The end of an EYESORE?

  • Written by Bob Rakow


EYESORE-1 The abandoned terminal sits on 75 acres and had become a weed-infested eyesore. Photos by Jeff Vorva.

Chicago Ridge mayor hopes truck terminal can be torn down soon

It’s been nearly five years since Yellow Freight EYESORE-2If Chicago Ridge Mayor Chuck Tokar (bottom right photo) has his way, the old Yellow Transport truck terminal behind him will be gone this time next year. abandoned its truck terminal in Chicago Ridge.

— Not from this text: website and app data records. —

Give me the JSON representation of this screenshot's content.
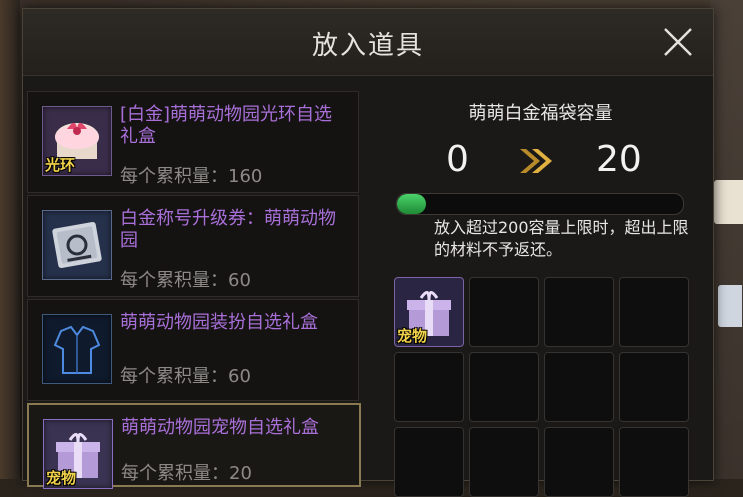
{
  "dialog": {
    "title": "放入道具"
  },
  "items": [
    {
      "name": "[白金]萌萌动物园光环自选礼盒",
      "accum": "每个累积量：160",
      "tag": "光环",
      "icon": "gift-box-icon",
      "selected": false
    },
    {
      "name": "白金称号升级券：萌萌动物园",
      "accum": "每个累积量：60",
      "tag": "",
      "icon": "title-ticket-icon",
      "selected": false
    },
    {
      "name": "萌萌动物园装扮自选礼盒",
      "accum": "每个累积量：60",
      "tag": "",
      "icon": "costume-icon",
      "selected": false
    },
    {
      "name": "萌萌动物园宠物自选礼盒",
      "accum": "每个累积量：20",
      "tag": "宠物",
      "icon": "pet-gift-box-icon",
      "selected": true
    }
  ],
  "capacity": {
    "title": "萌萌白金福袋容量",
    "from": "0",
    "to": "20",
    "progress": 0.1,
    "note": "放入超过200容量上限时，超出上限的材料不予返还。",
    "colors": {
      "fill": "#3cc05a",
      "item_name": "#a96fd8",
      "tag": "#f1d24a"
    }
  },
  "slots": [
    {
      "tag": "宠物",
      "icon": "pet-gift-box-icon"
    },
    {},
    {},
    {},
    {},
    {},
    {},
    {},
    {},
    {},
    {},
    {}
  ]
}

It left the 75-acre area with what village officials have publicly called an “eyesore’’ at 103rd Street and Harlem Avenue.
When asked recently when he would like to see the ugly steel and concrete come tumbling down, Chicago Ridge Mayor Chuck Tokar said “Yesterday.’’
The actual date of the demolition depends on who buys the property and their timeline but Tokar is crossing his fingers that by this time next year, it will be gone.
Redeveloping the Harlem Avenue terminal and some adjacent property – which extends all the way to the Tri State Tollway -- has been in the planning stages for the past five years but paperwork was signed last Friday which could signal the beginning of the end of the eyesore.
“I think it’s our No. 1 priority,” Tokar said.
Tokar envisions big things long range for the 75-acre terminal and 25 acres of adjacent land to the north and along Southwest Highway.
A mixed-use development that would feature family entertainment options, such as Dave & Buster’s; a multi-level, heated golf driving range similar to Top Golf in Wood Dale or an indoor skydiving facility similar to iFly in Naperville or Rosemont all are under consideration.
The development also would feature shops, restaurants and condominiums or townhomes, Tokar said. Hotels, a conference center or a venue for entertainment also are on the radar, he said.
“There’s so much available land there,” said Tokar, who added that it’s too early to nail down any specific plans for the property.
Tokar said the development could be modeled after the Burr Ridge Village Center, which is described as a mixed-use outdoor lifestyle center.
The village center features restaurants, retail shops, condominiums and a village green.
“We just don’t know yet,” Tokar said.
The village board last week took some important steps toward developing the land by approving an ordinance that designates the Yellow Freight property and the adjacent land as a tax increment financing district.
Trustees also approved an agreement with Yellow Roadway Corp. to purchase the property at 103rd Street and Harlem Avenue for $14 million. The contract is contingent on condition of the property, Tokar said.
“We have the next six months to determine if we want to go through with the contract or not,” the mayor said. “The village will need time to do its due diligence.”
The village’s next step is to have the property tested for contaminants.
“We do need to know the state of the ground underneath,” Tokar said Monday. “We’re not aware of anything, but you just don’t know what you’ve got.”
Testing Services Corp. of Carol Stream will perform soil borings and prepare and environmental report within the next several weeks, Tokar said.
While the 75-acre trucking terminal is mostly covered with concrete or asphalt, a garbage dump once existed adjacent to Stony Creek, so the possibility for contamination exists.
The 100-acre TIF would be bordered by Harlem Avenue, the Tri-State Tollway and Southwest Highway.
The shuttered Aldi, located at Harlem Avenue and Southwest Highway, and the long-closed Nikobee’s at the northeast corner of 103rd and Harlem, are included in the district. Additionally, Burger King, the Blue Star Motel, the Glendora House reception hall and a storage facility, all located north of 103rd Street, would be razed to make room for new development.
The TIF district would enable the village to float bonds that would finance construction of a mixed-use development at the Yellow site and throughout the district. In a TIF district, real estate tax revenues yielded by properties that increase in value are used to fund improvements within the district, or as an incentive to the developer.